In Italy 39 people have died after a 200m section of a motorway bridge in Genoa collapsed, leaving cars and trucks to tumble 45m onto concrete and railroad below.
Work is still ongoing to try to find survivors in the wreckage, but rescuers say there is now little hope of finding more people alive.
The 1.2km Morandi bridge was built in 1967, but had had major repair work in the 1990s and restructuring work in 2016.
While the cause of the collapse is not yet know, there is mounting speculation that its original design and construction is to blame and that further maintenance work could have played a part.
The bridge is used by 25 million vehicles a year, as it forms part of a major highway linking Italy to France. While projects such as bridge are expected to have a lifespan of at least 100 years, the pressure of heavy traffic may have played a role.
Work to shore up the bridge’s foundation had been ongoing when the bridge fell apart yesterday. So another option is that the maintenance work had somehow left the bridge exposed to an excessive load.
Some experts have also said the engineer behind the project, Riccardo Morandi, failed to foresee the way in which concrete age. Antonio Brencich, a structural engineer and lecturer at Genoa University said in 2016: “there are errors in this bridge. Sooner or later, it will have to be replaced. I don’t know when.”
His comments, which were published in the Italian media at the time, included the observation that “right away, the bridge manifested various problems beyond the [over budget] construction costs.”

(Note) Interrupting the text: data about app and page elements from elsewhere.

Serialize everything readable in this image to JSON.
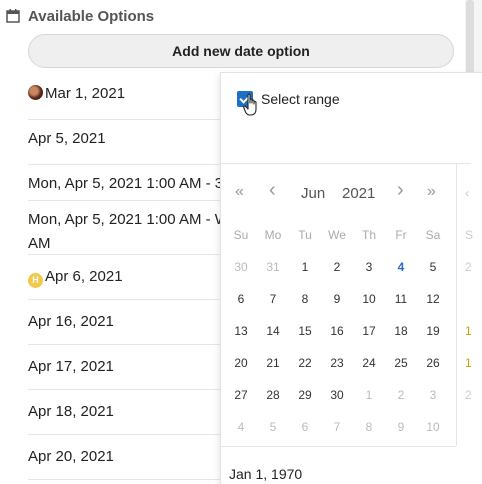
{
  "header": {
    "title": "Available Options",
    "icon": "calendar-icon"
  },
  "add_button": {
    "label": "Add new date option"
  },
  "options": [
    {
      "label": "Mar 1, 2021",
      "avatar": "photo"
    },
    {
      "label": "Apr 5, 2021"
    },
    {
      "label": "Mon, Apr 5, 2021 1:00 AM - 3"
    },
    {
      "label": "Mon, Apr 5, 2021 1:00 AM - W",
      "label2": "AM"
    },
    {
      "label": "Apr 6, 2021",
      "avatar": "H"
    },
    {
      "label": "Apr 16, 2021"
    },
    {
      "label": "Apr 17, 2021"
    },
    {
      "label": "Apr 18, 2021"
    },
    {
      "label": "Apr 20, 2021"
    }
  ],
  "picker": {
    "select_range_label": "Select range",
    "select_range_checked": true,
    "nav": {
      "prev_year": "«",
      "prev_month": "‹",
      "next_month": "›",
      "next_year": "»"
    },
    "month": "Jun",
    "year": "2021",
    "weekdays": [
      "Su",
      "Mo",
      "Tu",
      "We",
      "Th",
      "Fr",
      "Sa"
    ],
    "weeks": [
      [
        "30",
        "31",
        "1",
        "2",
        "3",
        "4",
        "5"
      ],
      [
        "6",
        "7",
        "8",
        "9",
        "10",
        "11",
        "12"
      ],
      [
        "13",
        "14",
        "15",
        "16",
        "17",
        "18",
        "19"
      ],
      [
        "20",
        "21",
        "22",
        "23",
        "24",
        "25",
        "26"
      ],
      [
        "27",
        "28",
        "29",
        "30",
        "1",
        "2",
        "3"
      ],
      [
        "4",
        "5",
        "6",
        "7",
        "8",
        "9",
        "10"
      ]
    ],
    "today": "4",
    "start_date": "Jan 1, 1970",
    "accent_color": "#1f6fc5"
  }
}
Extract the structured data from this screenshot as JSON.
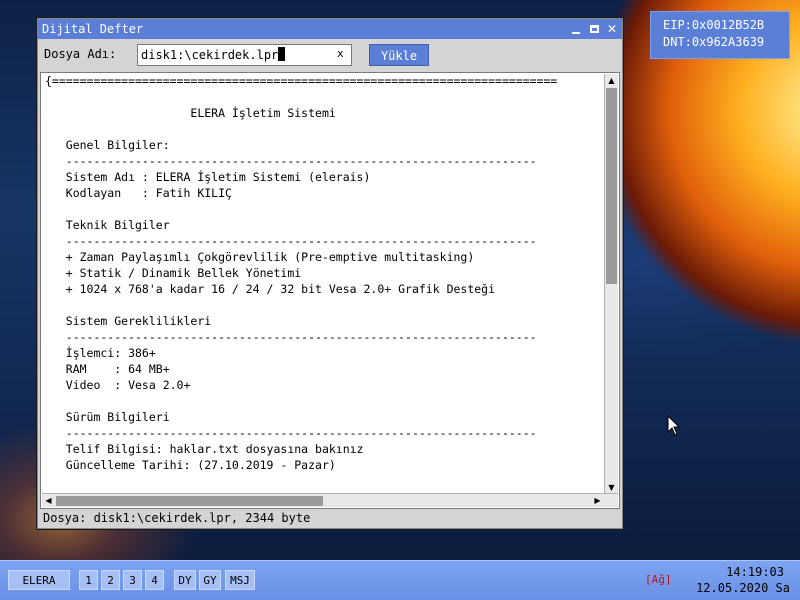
{
  "window": {
    "title": "Dijital Defter",
    "controls": {
      "close": "✕"
    },
    "file_label": "Dosya Adı:",
    "file_input_value": "disk1:\\cekirdek.lpr",
    "clear_label": "x",
    "load_button": "Yükle",
    "text_lines": [
      "{=========================================================================",
      "",
      "                     ELERA İşletim Sistemi",
      "",
      "   Genel Bilgiler:",
      "   --------------------------------------------------------------------",
      "   Sistem Adı : ELERA İşletim Sistemi (elerais)",
      "   Kodlayan   : Fatih KILIÇ",
      "",
      "   Teknik Bilgiler",
      "   --------------------------------------------------------------------",
      "   + Zaman Paylaşımlı Çokgörevlilik (Pre-emptive multitasking)",
      "   + Statik / Dinamik Bellek Yönetimi",
      "   + 1024 x 768'a kadar 16 / 24 / 32 bit Vesa 2.0+ Grafik Desteği",
      "",
      "   Sistem Gereklilikleri",
      "   --------------------------------------------------------------------",
      "   İşlemci: 386+",
      "   RAM    : 64 MB+",
      "   Video  : Vesa 2.0+",
      "",
      "   Sürüm Bilgileri",
      "   --------------------------------------------------------------------",
      "   Telif Bilgisi: haklar.txt dosyasına bakınız",
      "   Güncelleme Tarihi: (27.10.2019 - Pazar)"
    ],
    "scroll": {
      "up": "▲",
      "down": "▼",
      "left": "◀",
      "right": "▶"
    },
    "status": "Dosya: disk1:\\cekirdek.lpr, 2344 byte"
  },
  "registers": {
    "eip": "EIP:0x0012B52B",
    "dnt": "DNT:0x962A3639"
  },
  "taskbar": {
    "start": "ELERA",
    "desktops": [
      "1",
      "2",
      "3",
      "4"
    ],
    "apps": [
      "DY",
      "GY",
      "MSJ"
    ],
    "network": "[Ağ]",
    "time": "14:19:03",
    "date": "12.05.2020 Sa"
  },
  "colors": {
    "accent": "#5b7fd6",
    "taskbar": "#6a90e6",
    "network_alert": "#c21010"
  }
}
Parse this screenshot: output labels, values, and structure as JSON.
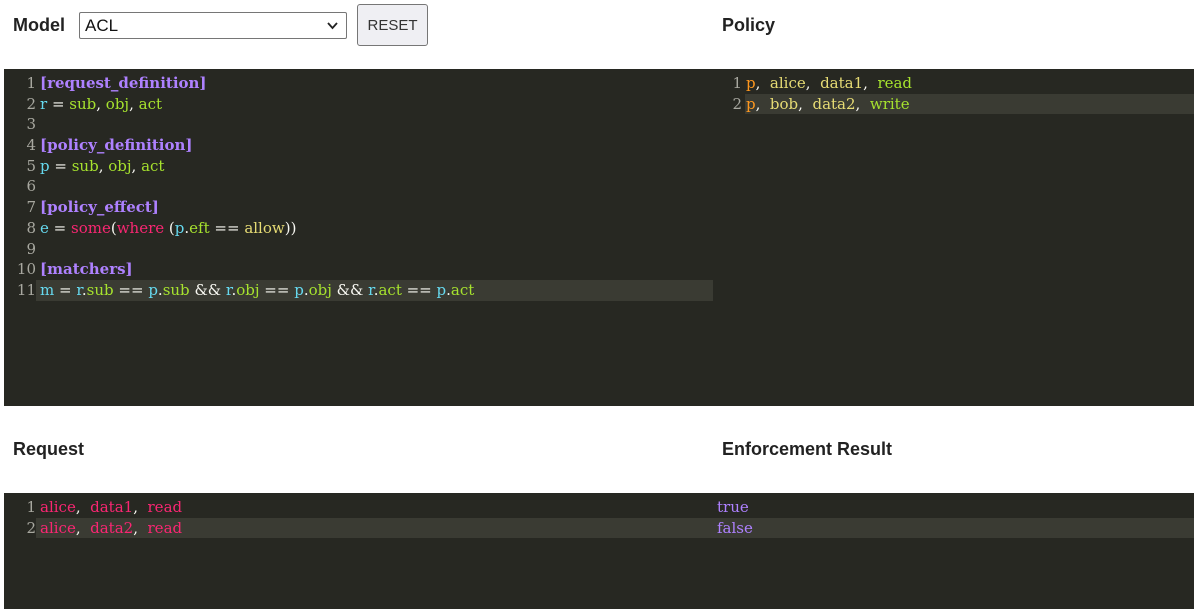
{
  "model": {
    "label": "Model",
    "selected": "ACL",
    "reset_label": "RESET"
  },
  "policy": {
    "label": "Policy"
  },
  "request": {
    "label": "Request"
  },
  "result": {
    "label": "Enforcement Result"
  },
  "model_code": [
    {
      "n": "1",
      "tokens": [
        {
          "t": "[request_definition]",
          "c": "purple"
        }
      ]
    },
    {
      "n": "2",
      "tokens": [
        {
          "t": "r",
          "c": "cyan"
        },
        {
          "t": " = ",
          "c": "white"
        },
        {
          "t": "sub",
          "c": "green"
        },
        {
          "t": ", ",
          "c": "white"
        },
        {
          "t": "obj",
          "c": "green"
        },
        {
          "t": ", ",
          "c": "white"
        },
        {
          "t": "act",
          "c": "green"
        }
      ]
    },
    {
      "n": "3",
      "tokens": []
    },
    {
      "n": "4",
      "tokens": [
        {
          "t": "[policy_definition]",
          "c": "purple"
        }
      ]
    },
    {
      "n": "5",
      "tokens": [
        {
          "t": "p",
          "c": "cyan"
        },
        {
          "t": " = ",
          "c": "white"
        },
        {
          "t": "sub",
          "c": "green"
        },
        {
          "t": ", ",
          "c": "white"
        },
        {
          "t": "obj",
          "c": "green"
        },
        {
          "t": ", ",
          "c": "white"
        },
        {
          "t": "act",
          "c": "green"
        }
      ]
    },
    {
      "n": "6",
      "tokens": []
    },
    {
      "n": "7",
      "tokens": [
        {
          "t": "[policy_effect]",
          "c": "purple"
        }
      ]
    },
    {
      "n": "8",
      "tokens": [
        {
          "t": "e",
          "c": "cyan"
        },
        {
          "t": " = ",
          "c": "white"
        },
        {
          "t": "some",
          "c": "pink"
        },
        {
          "t": "(",
          "c": "white"
        },
        {
          "t": "where",
          "c": "pink"
        },
        {
          "t": " (",
          "c": "white"
        },
        {
          "t": "p",
          "c": "cyan"
        },
        {
          "t": ".",
          "c": "white"
        },
        {
          "t": "eft",
          "c": "green"
        },
        {
          "t": " == ",
          "c": "white"
        },
        {
          "t": "allow",
          "c": "yellow"
        },
        {
          "t": "))",
          "c": "white"
        }
      ]
    },
    {
      "n": "9",
      "tokens": []
    },
    {
      "n": "10",
      "tokens": [
        {
          "t": "[matchers]",
          "c": "purple"
        }
      ]
    },
    {
      "n": "11",
      "active": true,
      "tokens": [
        {
          "t": "m",
          "c": "cyan"
        },
        {
          "t": " = ",
          "c": "white"
        },
        {
          "t": "r",
          "c": "cyan"
        },
        {
          "t": ".",
          "c": "white"
        },
        {
          "t": "sub",
          "c": "green"
        },
        {
          "t": " == ",
          "c": "white"
        },
        {
          "t": "p",
          "c": "cyan"
        },
        {
          "t": ".",
          "c": "white"
        },
        {
          "t": "sub",
          "c": "green"
        },
        {
          "t": " && ",
          "c": "white"
        },
        {
          "t": "r",
          "c": "cyan"
        },
        {
          "t": ".",
          "c": "white"
        },
        {
          "t": "obj",
          "c": "green"
        },
        {
          "t": " == ",
          "c": "white"
        },
        {
          "t": "p",
          "c": "cyan"
        },
        {
          "t": ".",
          "c": "white"
        },
        {
          "t": "obj",
          "c": "green"
        },
        {
          "t": " && ",
          "c": "white"
        },
        {
          "t": "r",
          "c": "cyan"
        },
        {
          "t": ".",
          "c": "white"
        },
        {
          "t": "act",
          "c": "green"
        },
        {
          "t": " == ",
          "c": "white"
        },
        {
          "t": "p",
          "c": "cyan"
        },
        {
          "t": ".",
          "c": "white"
        },
        {
          "t": "act",
          "c": "green"
        }
      ]
    }
  ],
  "policy_code": [
    {
      "n": "1",
      "tokens": [
        {
          "t": "p",
          "c": "orange"
        },
        {
          "t": ",  ",
          "c": "white"
        },
        {
          "t": "alice",
          "c": "yellow"
        },
        {
          "t": ",  ",
          "c": "white"
        },
        {
          "t": "data1",
          "c": "yellow"
        },
        {
          "t": ",  ",
          "c": "white"
        },
        {
          "t": "read",
          "c": "green"
        }
      ]
    },
    {
      "n": "2",
      "active": true,
      "tokens": [
        {
          "t": "p",
          "c": "orange"
        },
        {
          "t": ",  ",
          "c": "white"
        },
        {
          "t": "bob",
          "c": "yellow"
        },
        {
          "t": ",  ",
          "c": "white"
        },
        {
          "t": "data2",
          "c": "yellow"
        },
        {
          "t": ",  ",
          "c": "white"
        },
        {
          "t": "write",
          "c": "green"
        }
      ]
    }
  ],
  "request_code": [
    {
      "n": "1",
      "tokens": [
        {
          "t": "alice",
          "c": "red"
        },
        {
          "t": ",  ",
          "c": "white"
        },
        {
          "t": "data1",
          "c": "red"
        },
        {
          "t": ",  ",
          "c": "white"
        },
        {
          "t": "read",
          "c": "red"
        }
      ]
    },
    {
      "n": "2",
      "active": true,
      "tokens": [
        {
          "t": "alice",
          "c": "red"
        },
        {
          "t": ",  ",
          "c": "white"
        },
        {
          "t": "data2",
          "c": "red"
        },
        {
          "t": ",  ",
          "c": "white"
        },
        {
          "t": "read",
          "c": "red"
        }
      ]
    }
  ],
  "results": [
    "true",
    "false"
  ]
}
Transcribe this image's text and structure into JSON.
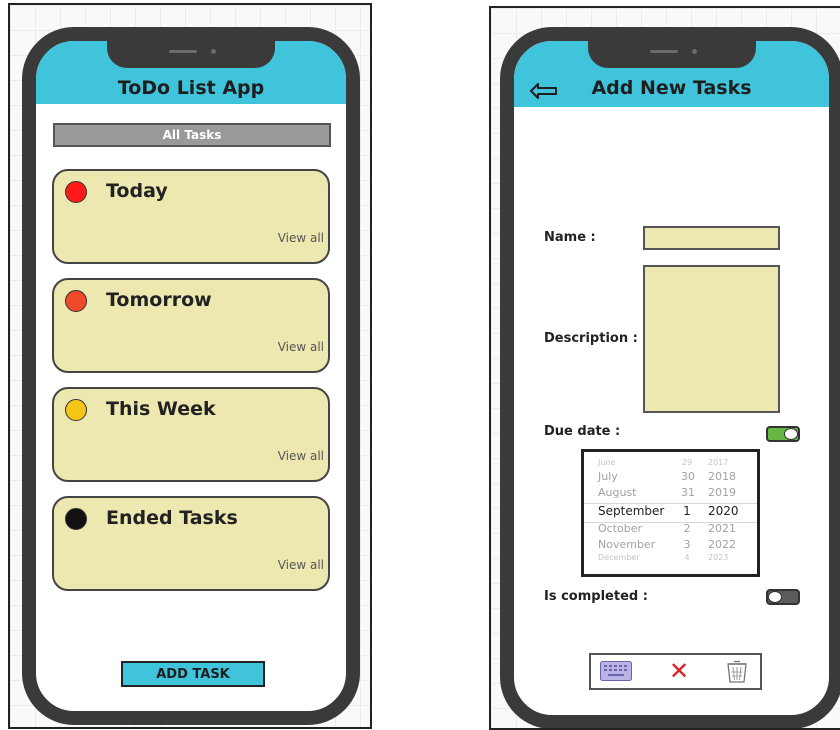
{
  "left_screen": {
    "title": "ToDo List App",
    "all_tasks_label": "All Tasks",
    "cards": [
      {
        "title": "Today",
        "link": "View all",
        "color": "#ff1a1a"
      },
      {
        "title": "Tomorrow",
        "link": "View all",
        "color": "#f04a2a"
      },
      {
        "title": "This Week",
        "link": "View all",
        "color": "#f5c518"
      },
      {
        "title": "Ended Tasks",
        "link": "View all",
        "color": "#111111"
      }
    ],
    "add_task_label": "ADD TASK"
  },
  "right_screen": {
    "title": "Add New Tasks",
    "back_icon": "back-arrow-icon",
    "name_label": "Name :",
    "description_label": "Description :",
    "due_date_label": "Due date :",
    "due_date_enabled": true,
    "is_completed_label": "Is completed :",
    "is_completed": false,
    "date_picker": {
      "rows": [
        {
          "month": "June",
          "day": "29",
          "year": "2017"
        },
        {
          "month": "July",
          "day": "30",
          "year": "2018"
        },
        {
          "month": "August",
          "day": "31",
          "year": "2019"
        },
        {
          "month": "September",
          "day": "1",
          "year": "2020"
        },
        {
          "month": "October",
          "day": "2",
          "year": "2021"
        },
        {
          "month": "November",
          "day": "3",
          "year": "2022"
        },
        {
          "month": "December",
          "day": "4",
          "year": "2023"
        }
      ]
    },
    "actions": {
      "keyboard_icon": "keyboard-icon",
      "close_symbol": "✕",
      "trash_icon": "trash-icon"
    }
  },
  "colors": {
    "header": "#3fc4db",
    "card_fill": "#ede8b0",
    "phone_body": "#3a3a3a",
    "toggle_on": "#67b843",
    "close": "#e02020"
  }
}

Yet another possibility is that the bridge was never built properly or has had dangerous repair jobs. The mafia is known to have infiltrated Italian cement and reconstruction companies, and could be behind a sub-standard job on the bridge. Rumours have been reported that the mafia may have altered altered the concrete mix, reducing the amount of cement content to cut costs - but to the detriment of load-bearing capacity.
Steel work corrosion is perhaps a more likely culprit and could have undermined the structural integrity of the bridge.
The Italian transport minister has called for the bridge’s maintenance company, Autostrade per L’Italia, to be fined and for its operational licence to be removed. The company has said it monitored the bridge each quarter according to its contractual oblibations.
The Genoa Public Prosecutor’s Office is investigating possible negligent homicide.